GS Logo
The Green Sheet, Inc

Please Log in

A Thing
View Archives

View PDF of this issue

Care to Share?

Table of Contents

Lead Story

Online networking has come of age: Is your next sale a mouse-click away?


Industry Update

East Coast cabbies "walk" over payment requirements

Visa says upgrade or pay

Fair Isaac and NYCE tag team against data thieves

Mercator weighs upstart payment options

Help someone soar on NAOPP's board

2007 & 2008 calendar of events


GS Advisory Board:
Unsettled economic times - boon or bust? Part I

Advanced-function ATMs register on college campuses

Bill Yackey


A quick test to up your ethics quotient - and profits

Steve Schwimmer
Renaissance Merchant Services

Fewer checks, faster process

Patti Murphy
The Takoma Group


Street SmartsSM:
Would you rather have a boss or be your boss?

Dee Karawadra
Impact PaySystem

Time's up for one cash advance patent

Adam Atlas
Attorney at Law

Raising the green bar: EV SSL

Mike Petitti

Think negative

Nancy Drexler
Marketing Moguls

Merchant account fees demystified

Jason Felts
Advanced Merchant Services Inc.

Company Profile

YourTownMall Business

New Products

Secure customer data by not storing it

MES e-Commerce Payment Gateway and MES Virtual Terminals
Merchant e-Solutions

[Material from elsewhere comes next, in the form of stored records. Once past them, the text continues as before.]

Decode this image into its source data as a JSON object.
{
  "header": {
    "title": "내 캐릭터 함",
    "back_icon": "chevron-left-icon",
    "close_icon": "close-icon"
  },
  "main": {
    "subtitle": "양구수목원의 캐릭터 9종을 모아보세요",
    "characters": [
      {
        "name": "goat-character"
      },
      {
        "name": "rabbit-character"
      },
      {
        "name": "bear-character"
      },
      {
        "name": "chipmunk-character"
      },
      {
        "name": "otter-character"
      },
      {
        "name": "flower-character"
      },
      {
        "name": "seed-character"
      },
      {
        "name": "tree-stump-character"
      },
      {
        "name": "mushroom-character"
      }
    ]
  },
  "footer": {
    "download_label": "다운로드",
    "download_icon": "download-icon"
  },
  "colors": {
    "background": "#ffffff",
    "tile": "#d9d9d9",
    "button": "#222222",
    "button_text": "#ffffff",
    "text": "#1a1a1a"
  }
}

Virtual assistant for real biz travel

Verbal Expense Tracking
Virtual Management Inc.


Congrats, you're an expert



Resource Guide


A Bigger Thing

The Green Sheet Online Edition

September 24, 2007  •  Issue 07:09:02

previous next

A quick test to up your ethics quotient - and profits

By Steve Schwimmer

The business world can be fraught with deception and hard knocks, provoking anxiety as we trudge along trying to make a living. Does this mesh with your experience? If so, how can we, as ISOs and merchant level salespeople, reduce this angst in our business lives?

Examples abound of people who rise above the fray. All we have to do is look to them and apply the best business practices they demonstrate in our sales approaches and lives.

Many years ago, I was heavily involved with Rotary International, a 102-year-old network of community volunteers, and served as President of a local chapter. Although I am not a Rotarian at this time, what I learned can be applied to every facet of my life, not just business.

Following is a tool drawn from the Rotary world that exemplifies how easy it is to apply basic techniques to make your life work better.

The Four-Way Test was created by Rotarian Herbert J. Taylor in 1932. It is used throughout the world as a self-imposed checks-and-balances guide to conduct. It is as relevant today as it was at its inception. It has had such a positive impact that it has been translated into over 100 languages.

This simple, yet often overlooked approach can reward you with huge dividends. I know this because I use it all the time.

Here are the four questions comprising The Four-Way Test that Taylor recommended people ask themselves before making a decision or taking a proposed action:

  1. Is it the truth?
  2. Is it fair to all concerned?
  3. Will it build goodwill and better friendships?
  4. Will it be beneficial to all concerned?

Here is one example of how I applied this test:

We've all had "a-ha" moments, when we suddenly have greater awareness about a particular issue. I had an experience like this during a sales call with a potential client.

The client was in the midst of negotiations for credit card processing services and was trying to decide who would provide the best service.

At the end of my presentation (after I quoted a price for a terminal), the client mentioned in passing that he had an old terminal and was curious about whether he could use it.

In that split second, when I was tempted to say no, I said yes, because it was the truth. The system was old, but it could definitely work.

What happened next is something no one can plan for.

The client sat down, signed my paperwork on the spot and has been a satisfied customer ever since. I applied the Four-Way Test to benefit my client and resisted the temptation to avoid the truth in order to make a bigger sale.

Instead, I reaped great benefit from being ethical and honest, putting my client's needs ahead of mine. This has worked for me most every time.

Steve Schwimmer is President of the National Association of Payment Professionals. He has been serving the payment processing industry since 1991 and is the Long Island Director of Sales for Renaissance Merchant Services. Call him at 516-746-6363 or e-mail him at

Notice to readers: These are archived articles. Contact names or information may be out of date. We regret any inconvenience.

previous next

Spotlight Innovators:

North American Bancard | USAePay | Board Studios